★★★½ (out of four) “Bones and All” (R; 121 minutes: Luca Guadagnino, the Italian director, is one of our most lushly sensual filmmakers. He makes feasts as much as he makes films. So it’s both a hearty recommendation and a warning to say that he brings as much passion and zeal to the lives of the cannibals of “Bones and All” as he did to the ravenous eroticism of “I Am Love” and the lustful awakenings of “Call Me By Your Name.” If you’ve seen what Guadagnino can do with a peach, it should no doubt concern you what he might manage with a forearm. Full review here. Multiple theaters. — Jake Coyle, The Associated Press

★★★ “Devotion” (PG-13; 138 minutes): “Devotion,” an emotional and fitting tribute to the incredible true story of Lt. Tom Hudner and Ensign Jesse Brown, takes its time building the world and the characters within, which proves to be crucial motivation for the aerial action that takes up the second half. In laying the groundwork, the script is refreshingly restrained: It shows us the characters in natural conversation as they work together and avoids telling us everything with clunky exposition. Multiple theaters. — Katie Walsh, Tribune News Service

★★★½ “The Fabelmans” (PG-13; 151 minutes): Steven Spielberg’s “The Fabelmans” is a movie about dreams.
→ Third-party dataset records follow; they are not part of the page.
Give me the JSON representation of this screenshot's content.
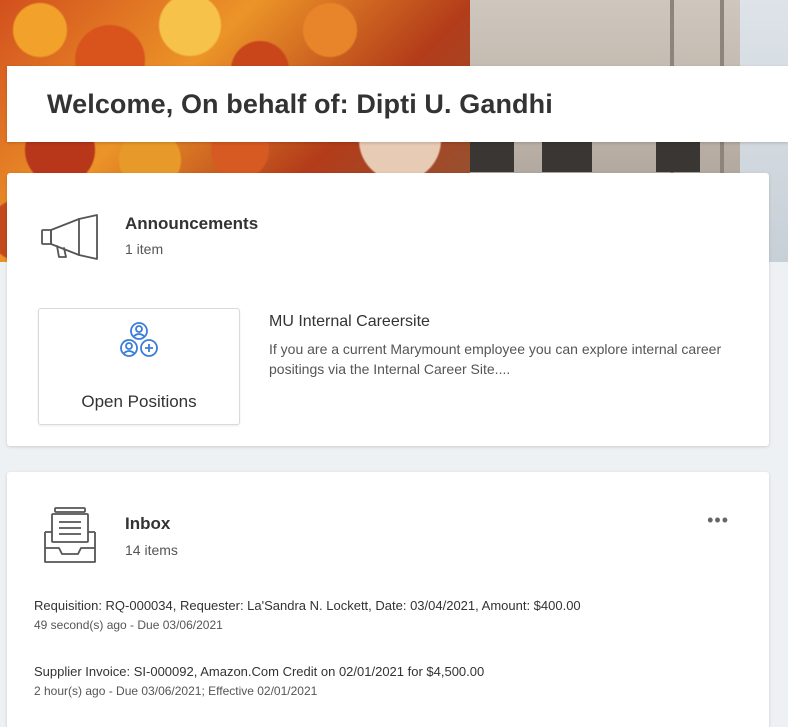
{
  "welcome": {
    "title": "Welcome, On behalf of: Dipti U. Gandhi"
  },
  "announcements": {
    "title": "Announcements",
    "count": "1 item",
    "icon": "megaphone-icon",
    "tile": {
      "label": "Open Positions",
      "icon": "people-add-icon",
      "icon_color": "#3b7dd8"
    },
    "item": {
      "title": "MU Internal Careersite",
      "description": "If you are a current Marymount employee you can explore internal career positings via the Internal Career Site...."
    }
  },
  "inbox": {
    "title": "Inbox",
    "count": "14 items",
    "icon": "inbox-tray-icon",
    "more_label": "•••",
    "items": [
      {
        "title": "Requisition: RQ-000034, Requester: La'Sandra N. Lockett, Date: 03/04/2021, Amount: $400.00",
        "meta": "49 second(s) ago - Due 03/06/2021"
      },
      {
        "title": "Supplier Invoice: SI-000092, Amazon.Com Credit on 02/01/2021 for $4,500.00",
        "meta": "2 hour(s) ago - Due 03/06/2021; Effective 02/01/2021"
      }
    ]
  }
}
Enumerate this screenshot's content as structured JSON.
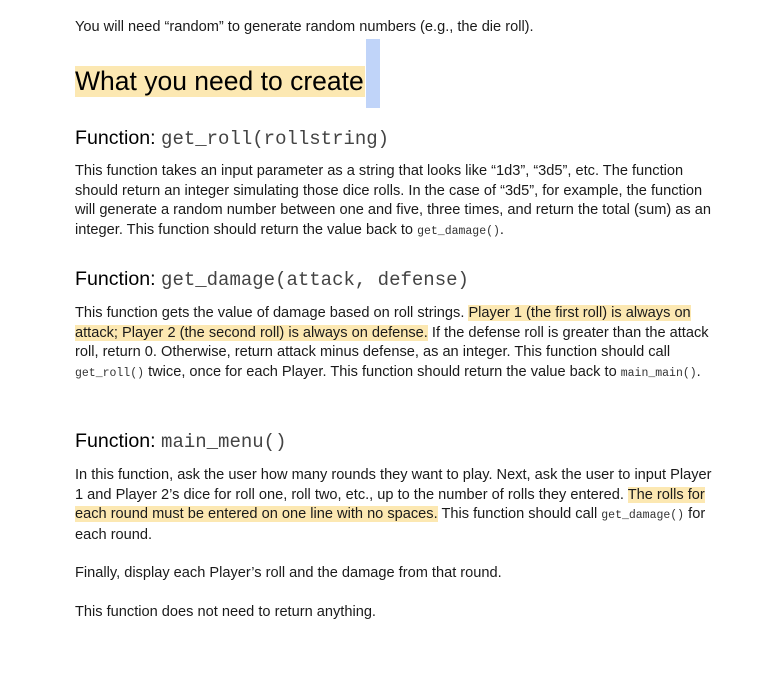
{
  "intro": {
    "text": "You will need “random” to generate random numbers (e.g., the die roll)."
  },
  "heading": {
    "title": "What you need to create"
  },
  "colors": {
    "highlight": "#fce8b2",
    "selection_cursor": "#c0d4f9"
  },
  "sections": [
    {
      "label": "Function: ",
      "signature": "get_roll(rollstring)",
      "paragraph": {
        "part1": "This function takes an input parameter as a string that looks like “1d3”, “3d5”, etc. The function should return an integer simulating those dice rolls. In the case of “3d5”, for example, the function will generate a random number between one and five, three times, and return the total (sum) as an integer. This function should return the value back to ",
        "code1": "get_damage()",
        "part2": "."
      }
    },
    {
      "label": "Function: ",
      "signature": "get_damage(attack, defense)",
      "paragraph": {
        "part1": "This function gets the value of damage based on roll strings. ",
        "highlight": "Player 1 (the first roll) is always on attack; Player 2 (the second roll) is always on defense.",
        "part2": " If the defense roll is greater than the attack roll, return 0. Otherwise, return attack minus defense, as an integer. This function should call ",
        "code1": "get_roll()",
        "part3": " twice, once for each Player. This function should return the value back to ",
        "code2": "main_main()",
        "part4": "."
      }
    },
    {
      "label": "Function: ",
      "signature": "main_menu()",
      "paragraph": {
        "part1": "In this function, ask the user how many rounds they want to play. Next, ask the user to input Player 1 and Player 2’s dice for roll one, roll two, etc., up to the number of rolls they entered. ",
        "highlight": "The rolls for each round must be entered on one line with no spaces.",
        "part2": " This function should call ",
        "code1": "get_damage()",
        "part3": " for each round."
      },
      "extra_paragraphs": [
        "Finally, display each Player’s roll and the damage from that round.",
        "This function does not need to return anything."
      ]
    }
  ]
}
The kind of dreams that propel you as a young person into the adult you want to be, shimmering ahead of you, lighting the way. The kind of dreams in which we’re able to see our past, perfectly lit and strangely clear, as if it only makes sense in retrospect. And the kind of dreams we gather in a movie house to watch on screen, flickering in the dark, haunting us long afterward. “The Fabelmans” is a movie about being seen — and about learning to see. Full review here. Multiple theaters. — Moira Macdonald, Seattle Times arts critic

★★★ “Glass Onion: A Knives Out Mystery” (PG-13; 139 minutes): You watch “Glass Onion” relaxed, feeling like you’re in good hands; everyone on-screen is clearly having a wonderful time, so you can’t help but join right in. The plot’s a clever, multilayered caper, echoing the elaborate structure the movie is named for, and director Rian Johnson fills the script with funny name-dropping and lets the cast happily ham it up. And there’s a wondrous list of A-list cameos, so much so that a goodly portion of my notes taken during the screening consist simply of a famous person’s name followed by an exclamation point or three. Full review here. Multiple theaters. Moira Macdonald, Seattle Times arts critic

★★★ “Guillermo del Toro’s Pinocchio” (PG; 117 minutes): With “Guillermo del Toro’s Pinocchio,” we are warned right from the title that this is no merry, bright-colored fairy tale of a boy made from wood. The filmmaker behind “Pan’s Labyrinth,” “Crimson Peak” and “Nightmare Alley” has a fascination with shadows and elegant grotesquerie, and his stop-motion animation “Pinocchio” is wrapped in grief — an old man, desperate to recreate his dead son, creates a Frankenpuppet — and set during a dark period of history: Italy, during Mussolini’s fascist regime. It’s an artful, moving and often beautiful film, but be careful about showing it to young children; nightmares could ensue. Full review here. Multiple theaters. — Moira Macdonald, Seattle Times arts critic

“Holy Spider” (not rated; 117 minutes; in Persian, with subtitles): “Holy Spider” is a capably acted, resourcefully made and ultimately self-defeating thriller about Saeed Hanaei’s crimes — he murdered 16 women between 2000 and 2001 in the Iranian city of Mashhad — and the widespread culture of misogyny from which they sprang. The story does build, in its second act, to an unsettlingly persuasive indictment of a society that teaches even its youngest members to hate, condemn and destroy women. But did the movie have to fixate so lovingly on that destruction, or make its chief destroyer so compelling? Full review here. (The Los Angeles Times does not provide star ratings with reviews.) SIFF Cinema Uptown. — Justin Chang, The Los Angeles Times

★★ “Strange World” (PG; 102 minutes): Down into a giant sinkhole sinks “Strange World.” The uneasy marriage of clunky psychodrama and overwrought special effects along with the fact that none of these characters are particularly likable make “Strange World” a chore to sit through. Full review here. Multiple theaters. — Soren Andersen, special to The Seattle Times